▶ Your goal
Could you retype every record below exactly as it appears?

[Entries from a dataset of interfaces]
%%

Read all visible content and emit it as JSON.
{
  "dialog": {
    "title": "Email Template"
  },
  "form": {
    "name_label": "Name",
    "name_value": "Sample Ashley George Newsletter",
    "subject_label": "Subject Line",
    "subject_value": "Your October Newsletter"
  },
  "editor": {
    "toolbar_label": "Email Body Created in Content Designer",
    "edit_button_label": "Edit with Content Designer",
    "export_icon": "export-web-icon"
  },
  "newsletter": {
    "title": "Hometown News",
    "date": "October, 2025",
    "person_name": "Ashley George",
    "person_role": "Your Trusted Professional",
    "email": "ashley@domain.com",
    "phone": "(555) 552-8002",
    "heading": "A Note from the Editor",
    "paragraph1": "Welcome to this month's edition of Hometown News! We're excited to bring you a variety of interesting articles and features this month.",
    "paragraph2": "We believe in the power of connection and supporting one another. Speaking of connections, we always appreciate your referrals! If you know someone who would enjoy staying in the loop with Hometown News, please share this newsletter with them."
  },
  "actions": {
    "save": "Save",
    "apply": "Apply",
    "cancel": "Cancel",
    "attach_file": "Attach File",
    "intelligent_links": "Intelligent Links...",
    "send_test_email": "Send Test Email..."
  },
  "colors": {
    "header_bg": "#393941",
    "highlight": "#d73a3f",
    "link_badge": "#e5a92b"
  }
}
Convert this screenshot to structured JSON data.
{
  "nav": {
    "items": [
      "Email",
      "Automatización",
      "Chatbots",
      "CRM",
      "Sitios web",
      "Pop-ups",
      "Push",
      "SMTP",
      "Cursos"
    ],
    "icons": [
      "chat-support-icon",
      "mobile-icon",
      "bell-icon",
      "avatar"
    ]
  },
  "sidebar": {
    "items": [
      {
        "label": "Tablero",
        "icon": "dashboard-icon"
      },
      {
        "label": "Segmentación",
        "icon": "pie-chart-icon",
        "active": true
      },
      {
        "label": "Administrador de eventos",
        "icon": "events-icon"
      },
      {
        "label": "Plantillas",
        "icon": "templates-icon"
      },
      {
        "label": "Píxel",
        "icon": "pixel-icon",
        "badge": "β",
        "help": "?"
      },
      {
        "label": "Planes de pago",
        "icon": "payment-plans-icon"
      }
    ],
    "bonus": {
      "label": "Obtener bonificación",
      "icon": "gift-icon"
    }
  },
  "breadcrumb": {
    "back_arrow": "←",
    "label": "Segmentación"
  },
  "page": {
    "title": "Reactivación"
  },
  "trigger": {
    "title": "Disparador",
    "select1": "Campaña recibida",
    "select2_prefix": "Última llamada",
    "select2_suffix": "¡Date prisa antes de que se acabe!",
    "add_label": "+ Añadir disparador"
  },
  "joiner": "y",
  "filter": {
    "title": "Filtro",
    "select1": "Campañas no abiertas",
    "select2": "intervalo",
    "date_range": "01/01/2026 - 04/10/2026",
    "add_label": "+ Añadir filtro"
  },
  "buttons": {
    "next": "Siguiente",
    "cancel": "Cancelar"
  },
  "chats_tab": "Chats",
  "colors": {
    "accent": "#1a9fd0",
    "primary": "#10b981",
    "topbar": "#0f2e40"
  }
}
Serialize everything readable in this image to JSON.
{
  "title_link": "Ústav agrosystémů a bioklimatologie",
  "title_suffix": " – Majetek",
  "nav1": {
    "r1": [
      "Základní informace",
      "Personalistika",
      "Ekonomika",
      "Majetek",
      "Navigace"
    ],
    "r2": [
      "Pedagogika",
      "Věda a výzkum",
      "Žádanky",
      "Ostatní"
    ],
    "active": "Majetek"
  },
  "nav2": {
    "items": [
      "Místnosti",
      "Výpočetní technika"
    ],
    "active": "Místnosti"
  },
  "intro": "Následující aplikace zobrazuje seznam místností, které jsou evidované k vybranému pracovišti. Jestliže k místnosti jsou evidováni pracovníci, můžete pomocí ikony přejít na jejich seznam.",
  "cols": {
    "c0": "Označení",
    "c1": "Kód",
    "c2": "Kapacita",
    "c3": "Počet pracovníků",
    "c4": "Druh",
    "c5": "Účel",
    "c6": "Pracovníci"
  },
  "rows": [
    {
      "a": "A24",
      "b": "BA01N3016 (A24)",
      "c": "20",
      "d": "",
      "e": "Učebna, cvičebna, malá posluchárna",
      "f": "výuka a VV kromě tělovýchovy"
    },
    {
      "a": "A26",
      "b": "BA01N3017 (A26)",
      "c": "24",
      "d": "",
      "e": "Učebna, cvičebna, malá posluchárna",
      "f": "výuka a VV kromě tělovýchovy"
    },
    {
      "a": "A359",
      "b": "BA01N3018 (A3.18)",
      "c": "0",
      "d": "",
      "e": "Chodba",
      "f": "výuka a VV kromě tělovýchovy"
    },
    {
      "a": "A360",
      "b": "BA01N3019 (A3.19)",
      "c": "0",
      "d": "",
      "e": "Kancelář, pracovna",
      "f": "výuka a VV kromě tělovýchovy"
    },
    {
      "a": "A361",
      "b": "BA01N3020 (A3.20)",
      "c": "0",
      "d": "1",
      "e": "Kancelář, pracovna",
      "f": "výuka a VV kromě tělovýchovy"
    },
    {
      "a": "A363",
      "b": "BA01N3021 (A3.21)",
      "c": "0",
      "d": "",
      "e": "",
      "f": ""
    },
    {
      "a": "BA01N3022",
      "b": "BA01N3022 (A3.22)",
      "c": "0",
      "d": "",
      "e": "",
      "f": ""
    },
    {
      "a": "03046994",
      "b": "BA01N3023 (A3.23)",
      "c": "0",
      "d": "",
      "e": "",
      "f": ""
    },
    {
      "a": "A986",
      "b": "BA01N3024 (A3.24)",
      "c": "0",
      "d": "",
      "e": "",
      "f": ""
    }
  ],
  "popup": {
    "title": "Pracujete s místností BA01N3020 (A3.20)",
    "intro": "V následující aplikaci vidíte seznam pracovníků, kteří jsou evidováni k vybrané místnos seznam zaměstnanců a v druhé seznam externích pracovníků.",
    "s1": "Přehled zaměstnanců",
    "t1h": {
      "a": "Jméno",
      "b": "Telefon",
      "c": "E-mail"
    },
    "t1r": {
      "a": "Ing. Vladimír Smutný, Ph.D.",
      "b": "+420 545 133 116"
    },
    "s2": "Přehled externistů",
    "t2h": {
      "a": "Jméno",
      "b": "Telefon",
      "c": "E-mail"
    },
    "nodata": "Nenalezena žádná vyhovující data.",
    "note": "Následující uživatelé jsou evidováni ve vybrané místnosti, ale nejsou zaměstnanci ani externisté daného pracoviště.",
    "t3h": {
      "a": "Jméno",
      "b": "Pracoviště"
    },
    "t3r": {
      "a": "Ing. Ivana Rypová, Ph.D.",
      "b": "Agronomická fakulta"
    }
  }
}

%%

▶ Answer
Read all visible content and emit it as JSON.
{
  "dialog": {
    "title": "Email Template"
  },
  "form": {
    "name_label": "Name",
    "name_value": "Sample Ashley George Newsletter",
    "subject_label": "Subject Line",
    "subject_value": "Your October Newsletter"
  },
  "editor": {
    "toolbar_label": "Email Body Created in Content Designer",
    "edit_button_label": "Edit with Content Designer",
    "export_icon": "export-web-icon"
  },
  "newsletter": {
    "title": "Hometown News",
    "date": "October, 2025",
    "person_name": "Ashley George",
    "person_role": "Your Trusted Professional",
    "email": "ashley@domain.com",
    "phone": "(555) 552-8002",
    "heading": "A Note from the Editor",
    "paragraph1": "Welcome to this month's edition of Hometown News! We're excited to bring you a variety of interesting articles and features this month.",
    "paragraph2": "We believe in the power of connection and supporting one another. Speaking of connections, we always appreciate your referrals! If you know someone who would enjoy staying in the loop with Hometown News, please share this newsletter with them."
  },
  "actions": {
    "save": "Save",
    "apply": "Apply",
    "cancel": "Cancel",
    "attach_file": "Attach File",
    "intelligent_links": "Intelligent Links...",
    "send_test_email": "Send Test Email..."
  },
  "colors": {
    "header_bg": "#393941",
    "highlight": "#d73a3f",
    "link_badge": "#e5a92b"
  }
}
Convert this screenshot to structured JSON data.
{
  "nav": {
    "items": [
      "Email",
      "Automatización",
      "Chatbots",
      "CRM",
      "Sitios web",
      "Pop-ups",
      "Push",
      "SMTP",
      "Cursos"
    ],
    "icons": [
      "chat-support-icon",
      "mobile-icon",
      "bell-icon",
      "avatar"
    ]
  },
  "sidebar": {
    "items": [
      {
        "label": "Tablero",
        "icon": "dashboard-icon"
      },
      {
        "label": "Segmentación",
        "icon": "pie-chart-icon",
        "active": true
      },
      {
        "label": "Administrador de eventos",
        "icon": "events-icon"
      },
      {
        "label": "Plantillas",
        "icon": "templates-icon"
      },
      {
        "label": "Píxel",
        "icon": "pixel-icon",
        "badge": "β",
        "help": "?"
      },
      {
        "label": "Planes de pago",
        "icon": "payment-plans-icon"
      }
    ],
    "bonus": {
      "label": "Obtener bonificación",
      "icon": "gift-icon"
    }
  },
  "breadcrumb": {
    "back_arrow": "←",
    "label": "Segmentación"
  },
  "page": {
    "title": "Reactivación"
  },
  "trigger": {
    "title": "Disparador",
    "select1": "Campaña recibida",
    "select2_prefix": "Última llamada",
    "select2_suffix": "¡Date prisa antes de que se acabe!",
    "add_label": "+ Añadir disparador"
  },
  "joiner": "y",
  "filter": {
    "title": "Filtro",
    "select1": "Campañas no abiertas",
    "select2": "intervalo",
    "date_range": "01/01/2026 - 04/10/2026",
    "add_label": "+ Añadir filtro"
  },
  "buttons": {
    "next": "Siguiente",
    "cancel": "Cancelar"
  },
  "chats_tab": "Chats",
  "colors": {
    "accent": "#1a9fd0",
    "primary": "#10b981",
    "topbar": "#0f2e40"
  }
}
Serialize everything readable in this image to JSON.
{
  "title_link": "Ústav agrosystémů a bioklimatologie",
  "title_suffix": " – Majetek",
  "nav1": {
    "r1": [
      "Základní informace",
      "Personalistika",
      "Ekonomika",
      "Majetek",
      "Navigace"
    ],
    "r2": [
      "Pedagogika",
      "Věda a výzkum",
      "Žádanky",
      "Ostatní"
    ],
    "active": "Majetek"
  },
  "nav2": {
    "items": [
      "Místnosti",
      "Výpočetní technika"
    ],
    "active": "Místnosti"
  },
  "intro": "Následující aplikace zobrazuje seznam místností, které jsou evidované k vybranému pracovišti. Jestliže k místnosti jsou evidováni pracovníci, můžete pomocí ikony přejít na jejich seznam.",
  "cols": {
    "c0": "Označení",
    "c1": "Kód",
    "c2": "Kapacita",
    "c3": "Počet pracovníků",
    "c4": "Druh",
    "c5": "Účel",
    "c6": "Pracovníci"
  },
  "rows": [
    {
      "a": "A24",
      "b": "BA01N3016 (A24)",
      "c": "20",
      "d": "",
      "e": "Učebna, cvičebna, malá posluchárna",
      "f": "výuka a VV kromě tělovýchovy"
    },
    {
      "a": "A26",
      "b": "BA01N3017 (A26)",
      "c": "24",
      "d": "",
      "e": "Učebna, cvičebna, malá posluchárna",
      "f": "výuka a VV kromě tělovýchovy"
    },
    {
      "a": "A359",
      "b": "BA01N3018 (A3.18)",
      "c": "0",
      "d": "",
      "e": "Chodba",
      "f": "výuka a VV kromě tělovýchovy"
    },
    {
      "a": "A360",
      "b": "BA01N3019 (A3.19)",
      "c": "0",
      "d": "",
      "e": "Kancelář, pracovna",
      "f": "výuka a VV kromě tělovýchovy"
    },
    {
      "a": "A361",
      "b": "BA01N3020 (A3.20)",
      "c": "0",
      "d": "1",
      "e": "Kancelář, pracovna",
      "f": "výuka a VV kromě tělovýchovy"
    },
    {
      "a": "A363",
      "b": "BA01N3021 (A3.21)",
      "c": "0",
      "d": "",
      "e": "",
      "f": ""
    },
    {
      "a": "BA01N3022",
      "b": "BA01N3022 (A3.22)",
      "c": "0",
      "d": "",
      "e": "",
      "f": ""
    },
    {
      "a": "03046994",
      "b": "BA01N3023 (A3.23)",
      "c": "0",
      "d": "",
      "e": "",
      "f": ""
    },
    {
      "a": "A986",
      "b": "BA01N3024 (A3.24)",
      "c": "0",
      "d": "",
      "e": "",
      "f": ""
    }
  ],
  "popup": {
    "title": "Pracujete s místností BA01N3020 (A3.20)",
    "intro": "V následující aplikaci vidíte seznam pracovníků, kteří jsou evidováni k vybrané místnos seznam zaměstnanců a v druhé seznam externích pracovníků.",
    "s1": "Přehled zaměstnanců",
    "t1h": {
      "a": "Jméno",
      "b": "Telefon",
      "c": "E-mail"
    },
    "t1r": {
      "a": "Ing. Vladimír Smutný, Ph.D.",
      "b": "+420 545 133 116"
    },
    "s2": "Přehled externistů",
    "t2h": {
      "a": "Jméno",
      "b": "Telefon",
      "c": "E-mail"
    },
    "nodata": "Nenalezena žádná vyhovující data.",
    "note": "Následující uživatelé jsou evidováni ve vybrané místnosti, ale nejsou zaměstnanci ani externisté daného pracoviště.",
    "t3h": {
      "a": "Jméno",
      "b": "Pracoviště"
    },
    "t3r": {
      "a": "Ing. Ivana Rypová, Ph.D.",
      "b": "Agronomická fakulta"
    }
  }
}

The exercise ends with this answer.